Stored dataset items
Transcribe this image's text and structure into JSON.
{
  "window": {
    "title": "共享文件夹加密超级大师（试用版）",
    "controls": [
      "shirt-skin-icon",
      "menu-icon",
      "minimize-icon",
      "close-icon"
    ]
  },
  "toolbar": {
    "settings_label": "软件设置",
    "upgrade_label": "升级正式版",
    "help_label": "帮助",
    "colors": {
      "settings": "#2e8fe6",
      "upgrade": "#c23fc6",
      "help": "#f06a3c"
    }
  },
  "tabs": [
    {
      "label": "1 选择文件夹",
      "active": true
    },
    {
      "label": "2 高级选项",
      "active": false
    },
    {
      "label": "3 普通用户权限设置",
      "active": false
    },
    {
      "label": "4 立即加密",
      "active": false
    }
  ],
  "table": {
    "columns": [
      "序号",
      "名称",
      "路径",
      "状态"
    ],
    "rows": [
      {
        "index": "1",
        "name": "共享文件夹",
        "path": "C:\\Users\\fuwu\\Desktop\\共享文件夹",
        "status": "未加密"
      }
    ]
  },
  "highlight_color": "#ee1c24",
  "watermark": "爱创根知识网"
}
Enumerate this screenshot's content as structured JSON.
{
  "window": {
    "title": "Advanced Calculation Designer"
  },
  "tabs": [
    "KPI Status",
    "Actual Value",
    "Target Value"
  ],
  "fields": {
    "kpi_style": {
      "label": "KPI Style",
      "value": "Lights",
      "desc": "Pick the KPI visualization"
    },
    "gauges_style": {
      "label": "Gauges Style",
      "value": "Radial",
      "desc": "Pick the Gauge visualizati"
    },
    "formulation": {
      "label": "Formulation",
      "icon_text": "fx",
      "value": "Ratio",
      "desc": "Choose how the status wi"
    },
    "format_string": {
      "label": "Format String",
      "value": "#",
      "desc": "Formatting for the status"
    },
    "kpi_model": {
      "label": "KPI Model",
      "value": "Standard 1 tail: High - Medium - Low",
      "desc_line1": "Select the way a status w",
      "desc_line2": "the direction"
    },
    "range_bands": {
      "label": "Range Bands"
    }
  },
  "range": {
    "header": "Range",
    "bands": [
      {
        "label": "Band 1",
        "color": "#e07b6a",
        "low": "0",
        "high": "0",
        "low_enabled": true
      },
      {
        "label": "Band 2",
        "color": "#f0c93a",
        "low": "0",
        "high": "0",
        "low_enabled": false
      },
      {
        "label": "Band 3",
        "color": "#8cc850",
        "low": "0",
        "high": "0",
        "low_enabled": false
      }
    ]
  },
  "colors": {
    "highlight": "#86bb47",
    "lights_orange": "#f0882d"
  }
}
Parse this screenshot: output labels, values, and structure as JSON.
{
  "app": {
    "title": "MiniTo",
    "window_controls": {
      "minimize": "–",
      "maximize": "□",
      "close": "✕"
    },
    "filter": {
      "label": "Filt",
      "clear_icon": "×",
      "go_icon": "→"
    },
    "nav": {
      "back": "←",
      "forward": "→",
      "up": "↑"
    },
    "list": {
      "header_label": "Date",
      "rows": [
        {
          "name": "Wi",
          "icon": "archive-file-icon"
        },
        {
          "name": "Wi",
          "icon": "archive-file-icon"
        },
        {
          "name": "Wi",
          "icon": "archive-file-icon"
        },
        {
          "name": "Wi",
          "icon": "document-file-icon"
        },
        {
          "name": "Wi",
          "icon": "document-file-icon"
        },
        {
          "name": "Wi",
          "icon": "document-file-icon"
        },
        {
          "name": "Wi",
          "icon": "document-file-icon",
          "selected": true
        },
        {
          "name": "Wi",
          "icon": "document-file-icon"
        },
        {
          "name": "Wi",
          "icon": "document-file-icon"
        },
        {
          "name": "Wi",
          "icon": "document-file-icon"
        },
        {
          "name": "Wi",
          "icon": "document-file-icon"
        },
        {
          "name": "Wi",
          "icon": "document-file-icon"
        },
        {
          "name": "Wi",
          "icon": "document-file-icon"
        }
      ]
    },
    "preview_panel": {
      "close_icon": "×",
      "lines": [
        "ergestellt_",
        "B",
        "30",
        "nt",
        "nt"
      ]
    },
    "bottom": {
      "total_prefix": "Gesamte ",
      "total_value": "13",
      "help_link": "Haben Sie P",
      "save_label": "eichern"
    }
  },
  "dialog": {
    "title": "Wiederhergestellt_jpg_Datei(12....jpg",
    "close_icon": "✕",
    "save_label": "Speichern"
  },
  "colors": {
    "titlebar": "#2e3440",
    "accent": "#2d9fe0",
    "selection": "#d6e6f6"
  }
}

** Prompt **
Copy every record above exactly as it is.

** Written solution **
Transcribe this image's text and structure into JSON.
{
  "window": {
    "title": "共享文件夹加密超级大师（试用版）",
    "controls": [
      "shirt-skin-icon",
      "menu-icon",
      "minimize-icon",
      "close-icon"
    ]
  },
  "toolbar": {
    "settings_label": "软件设置",
    "upgrade_label": "升级正式版",
    "help_label": "帮助",
    "colors": {
      "settings": "#2e8fe6",
      "upgrade": "#c23fc6",
      "help": "#f06a3c"
    }
  },
  "tabs": [
    {
      "label": "1 选择文件夹",
      "active": true
    },
    {
      "label": "2 高级选项",
      "active": false
    },
    {
      "label": "3 普通用户权限设置",
      "active": false
    },
    {
      "label": "4 立即加密",
      "active": false
    }
  ],
  "table": {
    "columns": [
      "序号",
      "名称",
      "路径",
      "状态"
    ],
    "rows": [
      {
        "index": "1",
        "name": "共享文件夹",
        "path": "C:\\Users\\fuwu\\Desktop\\共享文件夹",
        "status": "未加密"
      }
    ]
  },
  "highlight_color": "#ee1c24",
  "watermark": "爱创根知识网"
}
Enumerate this screenshot's content as structured JSON.
{
  "window": {
    "title": "Advanced Calculation Designer"
  },
  "tabs": [
    "KPI Status",
    "Actual Value",
    "Target Value"
  ],
  "fields": {
    "kpi_style": {
      "label": "KPI Style",
      "value": "Lights",
      "desc": "Pick the KPI visualization"
    },
    "gauges_style": {
      "label": "Gauges Style",
      "value": "Radial",
      "desc": "Pick the Gauge visualizati"
    },
    "formulation": {
      "label": "Formulation",
      "icon_text": "fx",
      "value": "Ratio",
      "desc": "Choose how the status wi"
    },
    "format_string": {
      "label": "Format String",
      "value": "#",
      "desc": "Formatting for the status"
    },
    "kpi_model": {
      "label": "KPI Model",
      "value": "Standard 1 tail: High - Medium - Low",
      "desc_line1": "Select the way a status w",
      "desc_line2": "the direction"
    },
    "range_bands": {
      "label": "Range Bands"
    }
  },
  "range": {
    "header": "Range",
    "bands": [
      {
        "label": "Band 1",
        "color": "#e07b6a",
        "low": "0",
        "high": "0",
        "low_enabled": true
      },
      {
        "label": "Band 2",
        "color": "#f0c93a",
        "low": "0",
        "high": "0",
        "low_enabled": false
      },
      {
        "label": "Band 3",
        "color": "#8cc850",
        "low": "0",
        "high": "0",
        "low_enabled": false
      }
    ]
  },
  "colors": {
    "highlight": "#86bb47",
    "lights_orange": "#f0882d"
  }
}
Parse this screenshot: output labels, values, and structure as JSON.
{
  "app": {
    "title": "MiniTo",
    "window_controls": {
      "minimize": "–",
      "maximize": "□",
      "close": "✕"
    },
    "filter": {
      "label": "Filt",
      "clear_icon": "×",
      "go_icon": "→"
    },
    "nav": {
      "back": "←",
      "forward": "→",
      "up": "↑"
    },
    "list": {
      "header_label": "Date",
      "rows": [
        {
          "name": "Wi",
          "icon": "archive-file-icon"
        },
        {
          "name": "Wi",
          "icon": "archive-file-icon"
        },
        {
          "name": "Wi",
          "icon": "archive-file-icon"
        },
        {
          "name": "Wi",
          "icon": "document-file-icon"
        },
        {
          "name": "Wi",
          "icon": "document-file-icon"
        },
        {
          "name": "Wi",
          "icon": "document-file-icon"
        },
        {
          "name": "Wi",
          "icon": "document-file-icon",
          "selected": true
        },
        {
          "name": "Wi",
          "icon": "document-file-icon"
        },
        {
          "name": "Wi",
          "icon": "document-file-icon"
        },
        {
          "name": "Wi",
          "icon": "document-file-icon"
        },
        {
          "name": "Wi",
          "icon": "document-file-icon"
        },
        {
          "name": "Wi",
          "icon": "document-file-icon"
        },
        {
          "name": "Wi",
          "icon": "document-file-icon"
        }
      ]
    },
    "preview_panel": {
      "close_icon": "×",
      "lines": [
        "ergestellt_",
        "B",
        "30",
        "nt",
        "nt"
      ]
    },
    "bottom": {
      "total_prefix": "Gesamte ",
      "total_value": "13",
      "help_link": "Haben Sie P",
      "save_label": "eichern"
    }
  },
  "dialog": {
    "title": "Wiederhergestellt_jpg_Datei(12....jpg",
    "close_icon": "✕",
    "save_label": "Speichern"
  },
  "colors": {
    "titlebar": "#2e3440",
    "accent": "#2d9fe0",
    "selection": "#d6e6f6"
  }
}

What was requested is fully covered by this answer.